It’s on to the Poissonnerie Joseph Paquet, a local fish shack at # 2705 Chemin for a tasting of his farm fed and wild smoked fish. Joe’s smoking room turns out a variety of simple but very fresh tasting delicacies. We use tiny plastic two prong forks to sample an array of salmon, catfish, cod, trout, sturgeon and eel; we dip into an interesting sauce. Bucket Joe, as he is called, has gonna fishin for eel, so I miss a popular island legend. The process used marinates the fish in a mix of vegetable oil and salt for 48 hours. It is cooked for at least four hours, turned again and again in the fire; the maple smoke gives it an unusual taste.
La Halte des Anges is the farm and roadside shop of Anne Noel Deschamps at # 4586 Chemin Road in Sainte-Famille. Often called “the pie lady” she offers us slices of fresh – out - of – the- oven -still -hot sugar, rhubarb and strawberry pies.
We stop at Ferme Leonce Plante for strawberries, Ferme Francois Blouin for blueberries;
It is 3 PM when we finally leave Orleans. It has been a wonderful day, filled with the joy of meeting strangers who, if I had time to linger longer, would no doubt become friends.
Richard Seguin picks me up at the hotel, and we walk to Saint- Amour Restaurant in the old city, and one of his favorites; he has booked a table for 6:30, a bit early but it will allow time for a leisurely dinner before Sting’s 10:P.M. performance. We receive a warm welcome from the manager. I am told Paul Mc Cartney dined here when he performed at Summer Festival 2008. The restaurant is beautiful and interestingly appointed; we sit in the glass covered garden. The menu is creative, ambitious, unique and truly inspirational . . . from the lightly seared tuna in a seaweed crust to the sea scallops stuffed with mushroom tartuffade, carnaroli risotto and green asparagus heads with an emulsion of Nolly Prat mousse perfumed with white truffle. The menu is divided into Discovery and Inspiration; foie gras is their signature and they serve it three ways: in a terrine with a fig puree and Orleans island blackcurrant reduction . . . Seared in apricot and syrupy duck juices . . . and Decadence, a tasting of seven variations of Le Goulu farm duck foie gras. Not wanting to get confused by the menu, I ask the waiter David for suggestions. Richard orders their classic sweet breads, topped with shrimp (interesting twist), served with butternut squash gnocchi’s, sautéed Swiss chard and morel fungi; I go for the squab Both dishes are equally succulent; the wine pairings and service are excellent. David our waiter leaves me with a thought “I like to see this place as a factory of good memories”. Before we know it, it is after 10, the show has no doubt started; we take a short cut that leads to the Plains of Abraham.

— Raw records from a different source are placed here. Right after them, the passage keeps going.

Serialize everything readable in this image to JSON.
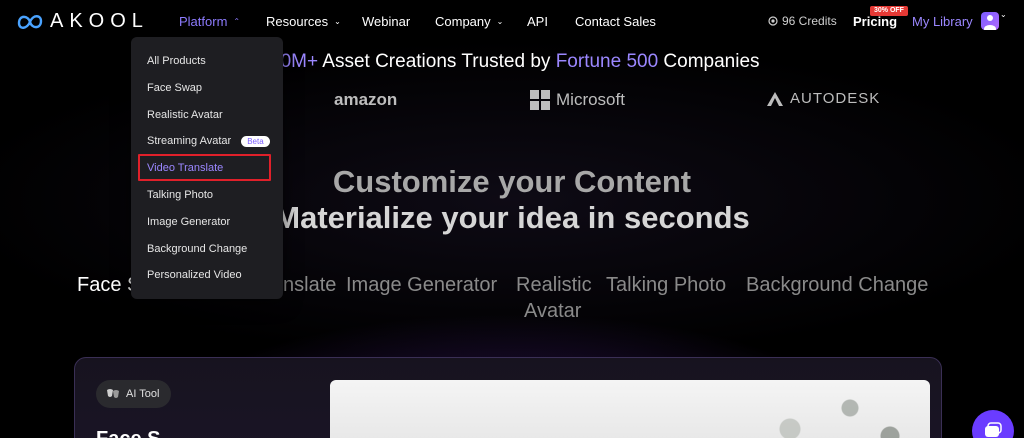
{
  "nav": {
    "logo_text": "AKOOL",
    "items": [
      {
        "label": "Platform",
        "has_caret": true,
        "active": true
      },
      {
        "label": "Resources",
        "has_caret": true
      },
      {
        "label": "Webinar",
        "has_caret": false
      },
      {
        "label": "Company",
        "has_caret": true
      },
      {
        "label": "API",
        "has_caret": false
      },
      {
        "label": "Contact Sales",
        "has_caret": false
      }
    ],
    "credits": "96 Credits",
    "pricing_label": "Pricing",
    "pricing_badge": "30% OFF",
    "library_label": "My Library"
  },
  "hero": {
    "trusted_prefix": "10M+",
    "trusted_middle": " Asset Creations Trusted by ",
    "trusted_highlight": "Fortune 500",
    "trusted_suffix": " Companies",
    "brands": [
      "amazon",
      "Microsoft",
      "AUTODESK"
    ],
    "headline_1": "Customize your Content",
    "headline_2": "Materialize your idea in seconds"
  },
  "tabs": [
    {
      "label": "Face S",
      "active": true
    },
    {
      "label": "nslate"
    },
    {
      "label": "Image Generator"
    },
    {
      "label": "Realistic"
    },
    {
      "label": "Avatar"
    },
    {
      "label": "Talking Photo"
    },
    {
      "label": "Background Change"
    }
  ],
  "card": {
    "badge_label": "AI Tool",
    "title_fragment": "Face S"
  },
  "dropdown": {
    "items": [
      {
        "label": "All Products"
      },
      {
        "label": "Face Swap"
      },
      {
        "label": "Realistic Avatar"
      },
      {
        "label": "Streaming Avatar",
        "badge": "Beta"
      },
      {
        "label": "Video Translate",
        "highlighted": true
      },
      {
        "label": "Talking Photo"
      },
      {
        "label": "Image Generator"
      },
      {
        "label": "Background Change"
      },
      {
        "label": "Personalized Video"
      }
    ]
  },
  "colors": {
    "accent": "#9b87ff",
    "highlight_outline": "#e0202a",
    "badge_red": "#e53935",
    "chat_button": "#6a3cff"
  }
}
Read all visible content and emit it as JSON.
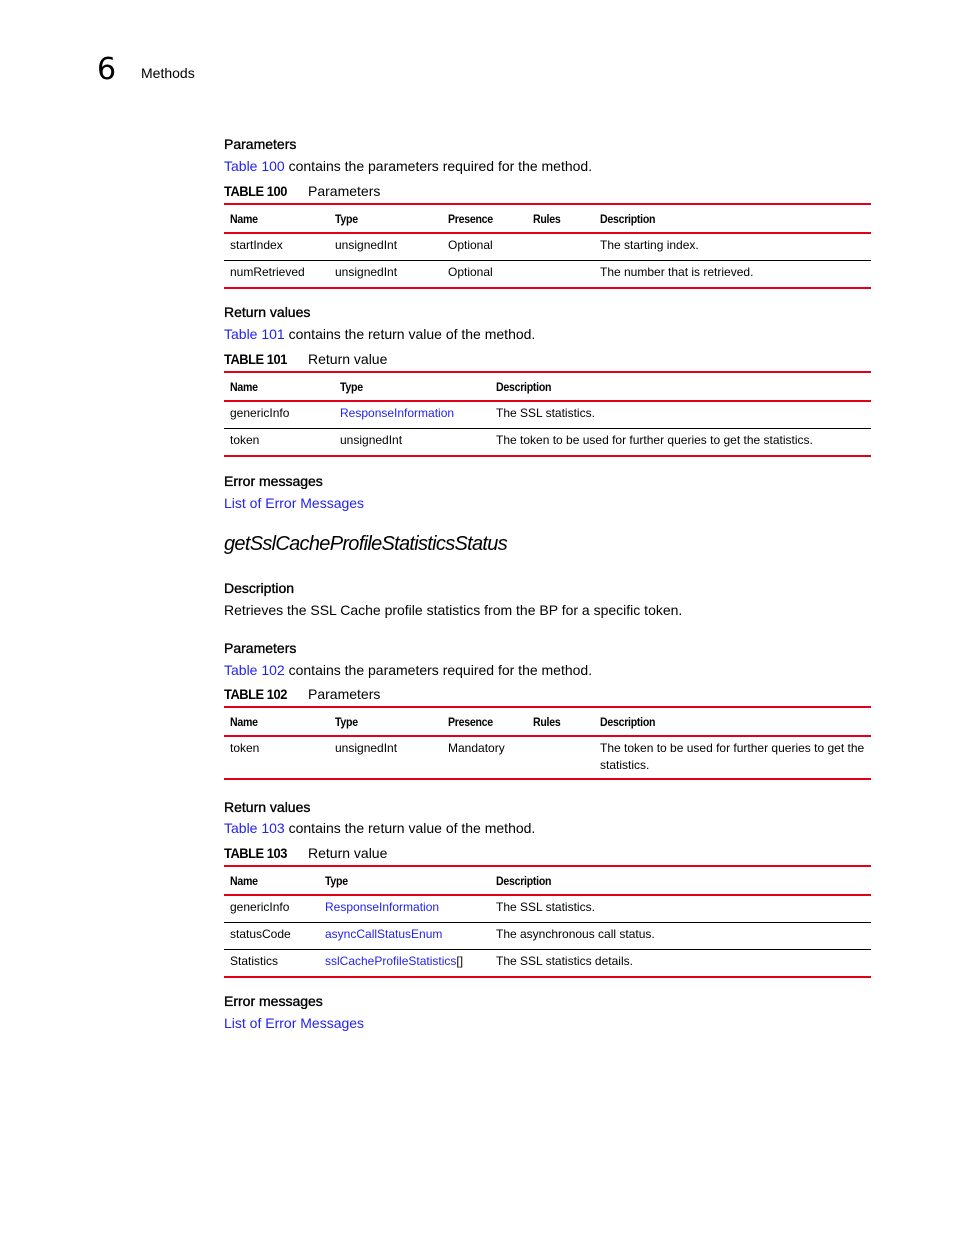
{
  "header": {
    "chapter_number": "6",
    "chapter_title": "Methods"
  },
  "block1": {
    "parameters": {
      "heading": "Parameters",
      "intro_link": "Table 100",
      "intro_text": " contains the parameters required for the method.",
      "caption_label": "TABLE 100",
      "caption_title": "Parameters",
      "columns": [
        "Name",
        "Type",
        "Presence",
        "Rules",
        "Description"
      ],
      "rows": [
        [
          "startIndex",
          "unsignedInt",
          "Optional",
          "",
          "The starting index."
        ],
        [
          "numRetrieved",
          "unsignedInt",
          "Optional",
          "",
          "The number that is retrieved."
        ]
      ]
    },
    "return_values": {
      "heading": "Return values",
      "intro_link": "Table 101",
      "intro_text": " contains the return value of the method.",
      "caption_label": "TABLE 101",
      "caption_title": "Return value",
      "columns": [
        "Name",
        "Type",
        "Description"
      ],
      "rows": [
        {
          "name": "genericInfo",
          "type": "ResponseInformation",
          "type_is_link": true,
          "type_suffix": "",
          "description": "The SSL statistics."
        },
        {
          "name": "token",
          "type": "unsignedInt",
          "type_is_link": false,
          "type_suffix": "",
          "description": "The token to be used for further queries to get the statistics."
        }
      ]
    },
    "errors": {
      "heading": "Error messages",
      "link": "List of Error Messages"
    }
  },
  "method": {
    "title": "getSslCacheProfileStatisticsStatus",
    "description_heading": "Description",
    "description_text": "Retrieves the SSL Cache profile statistics from the BP for a specific token.",
    "parameters": {
      "heading": "Parameters",
      "intro_link": "Table 102",
      "intro_text": " contains the parameters required for the method.",
      "caption_label": "TABLE 102",
      "caption_title": "Parameters",
      "columns": [
        "Name",
        "Type",
        "Presence",
        "Rules",
        "Description"
      ],
      "rows": [
        [
          "token",
          "unsignedInt",
          "Mandatory",
          "",
          "The token to be used for further queries to get the statistics."
        ]
      ]
    },
    "return_values": {
      "heading": "Return values",
      "intro_link": "Table 103",
      "intro_text": " contains the return value of the method.",
      "caption_label": "TABLE 103",
      "caption_title": "Return value",
      "columns": [
        "Name",
        "Type",
        "Description"
      ],
      "rows": [
        {
          "name": "genericInfo",
          "type": "ResponseInformation",
          "type_is_link": true,
          "type_suffix": "",
          "description": "The SSL statistics."
        },
        {
          "name": "statusCode",
          "type": "asyncCallStatusEnum",
          "type_is_link": true,
          "type_suffix": "",
          "description": "The asynchronous call status."
        },
        {
          "name": "Statistics",
          "type": "sslCacheProfileStatistics",
          "type_is_link": true,
          "type_suffix": "[]",
          "description": "The SSL statistics details."
        }
      ]
    },
    "errors": {
      "heading": "Error messages",
      "link": "List of Error Messages"
    }
  },
  "colors": {
    "rule_red": "#e3001b",
    "link_blue": "#2222ee"
  }
}
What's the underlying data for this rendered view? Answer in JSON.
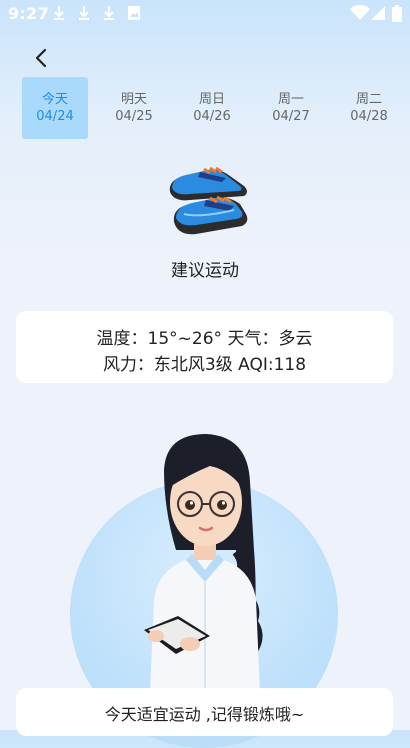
{
  "status_bar": {
    "time": "9:27",
    "icons": [
      "download-icon",
      "download-icon",
      "download-icon",
      "image-icon",
      "wifi-icon",
      "signal-icon",
      "battery-icon"
    ]
  },
  "nav": {
    "back_icon": "chevron-left-icon"
  },
  "days": [
    {
      "day": "今天",
      "date": "04/24",
      "active": true
    },
    {
      "day": "明天",
      "date": "04/25",
      "active": false
    },
    {
      "day": "周日",
      "date": "04/26",
      "active": false
    },
    {
      "day": "周一",
      "date": "04/27",
      "active": false
    },
    {
      "day": "周二",
      "date": "04/28",
      "active": false
    }
  ],
  "recommendation": {
    "icon": "sneaker-icon",
    "text": "建议运动"
  },
  "weather": {
    "line1": "温度：15°~26° 天气：多云",
    "line2": "风力：东北风3级  AQI:118"
  },
  "footer": {
    "message": "今天适宜运动 ,记得锻炼哦~"
  },
  "colors": {
    "accent": "#1e8fe0",
    "tab_active_bg": "#a9d9fb",
    "card_bg": "#ffffff",
    "page_bg": "#eef2fa"
  }
}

The buffet breakfasts at the Hilton Hotel are sumptuous, scrumptious, and included in the room rate. I pile my plate with scrambled eggs and smoked salmon, garnished with capers, onions and chopped tomatoes, for my last breakfast. Marie Luce, the exuberant tour guide will take me to the airport at 9:30.
As my Continental flight taxes down the runway I bid Quebec, and all she has shared in four amazing fun packed days, a heartfelt a la prochaine (Until we next meet again).
For more info on Quebec's hotels, restaurants, attractions and festivals:
http://www.quebecregion.com/ or 1-877-783-1608